**EXERCISE AIM**
Only the pictures stay out; every record is to be quoted exactly.

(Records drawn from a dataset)
----

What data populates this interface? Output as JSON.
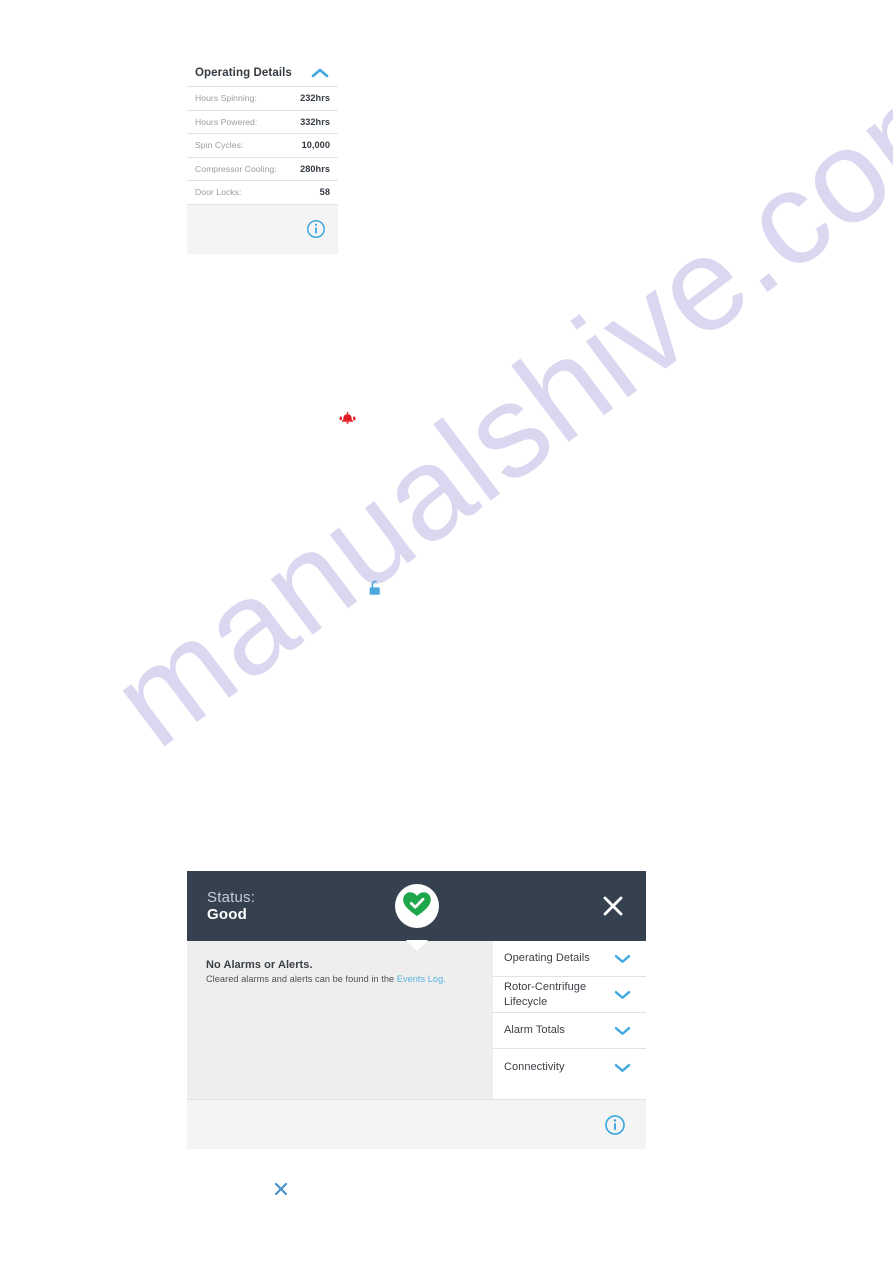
{
  "watermark": {
    "text": "manualshive.com",
    "color": "#d8d6f0"
  },
  "colors": {
    "accent_blue": "#3fa9dd",
    "link_blue": "#56b3e2",
    "header_dark": "#36414f",
    "status_green": "#1da64a",
    "alarm_red": "#e01b24",
    "panel_gray": "#eeeeee",
    "footer_gray": "#f4f4f4"
  },
  "operating_details_card": {
    "title": "Operating Details",
    "toggle_icon": "chevron-up-icon",
    "expanded": true,
    "rows": [
      {
        "label": "Hours Spinning:",
        "value": "232hrs"
      },
      {
        "label": "Hours Powered:",
        "value": "332hrs"
      },
      {
        "label": "Spin Cycles:",
        "value": "10,000"
      },
      {
        "label": "Compressor Cooling:",
        "value": "280hrs"
      },
      {
        "label": "Door Locks:",
        "value": "58"
      }
    ],
    "footer_icon": "info-icon"
  },
  "stray_icons": {
    "alarm_bell": "alarm-bell-icon",
    "unlocked_padlock": "unlocked-padlock-icon",
    "close": "close-icon"
  },
  "status_dialog": {
    "status_label": "Status:",
    "status_value": "Good",
    "status_badge_icon": "heart-check-icon",
    "close_icon": "close-icon",
    "alarms": {
      "title": "No Alarms or Alerts.",
      "subtitle_prefix": "Cleared alarms and alerts can be found in the ",
      "link_text": "Events Log.",
      "link_label": "Events Log."
    },
    "accordion": [
      {
        "label": "Operating Details",
        "icon": "chevron-down-icon"
      },
      {
        "label": "Rotor-Centrifuge Lifecycle",
        "icon": "chevron-down-icon"
      },
      {
        "label": "Alarm Totals",
        "icon": "chevron-down-icon"
      },
      {
        "label": "Connectivity",
        "icon": "chevron-down-icon"
      }
    ],
    "footer_icon": "info-icon"
  }
}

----

**RESULT BELOW**
What data populates this interface? Output as JSON.
{
  "watermark": {
    "text": "manualshive.com",
    "color": "#d8d6f0"
  },
  "colors": {
    "accent_blue": "#3fa9dd",
    "link_blue": "#56b3e2",
    "header_dark": "#36414f",
    "status_green": "#1da64a",
    "alarm_red": "#e01b24",
    "panel_gray": "#eeeeee",
    "footer_gray": "#f4f4f4"
  },
  "operating_details_card": {
    "title": "Operating Details",
    "toggle_icon": "chevron-up-icon",
    "expanded": true,
    "rows": [
      {
        "label": "Hours Spinning:",
        "value": "232hrs"
      },
      {
        "label": "Hours Powered:",
        "value": "332hrs"
      },
      {
        "label": "Spin Cycles:",
        "value": "10,000"
      },
      {
        "label": "Compressor Cooling:",
        "value": "280hrs"
      },
      {
        "label": "Door Locks:",
        "value": "58"
      }
    ],
    "footer_icon": "info-icon"
  },
  "stray_icons": {
    "alarm_bell": "alarm-bell-icon",
    "unlocked_padlock": "unlocked-padlock-icon",
    "close": "close-icon"
  },
  "status_dialog": {
    "status_label": "Status:",
    "status_value": "Good",
    "status_badge_icon": "heart-check-icon",
    "close_icon": "close-icon",
    "alarms": {
      "title": "No Alarms or Alerts.",
      "subtitle_prefix": "Cleared alarms and alerts can be found in the ",
      "link_text": "Events Log.",
      "link_label": "Events Log."
    },
    "accordion": [
      {
        "label": "Operating Details",
        "icon": "chevron-down-icon"
      },
      {
        "label": "Rotor-Centrifuge Lifecycle",
        "icon": "chevron-down-icon"
      },
      {
        "label": "Alarm Totals",
        "icon": "chevron-down-icon"
      },
      {
        "label": "Connectivity",
        "icon": "chevron-down-icon"
      }
    ],
    "footer_icon": "info-icon"
  }
}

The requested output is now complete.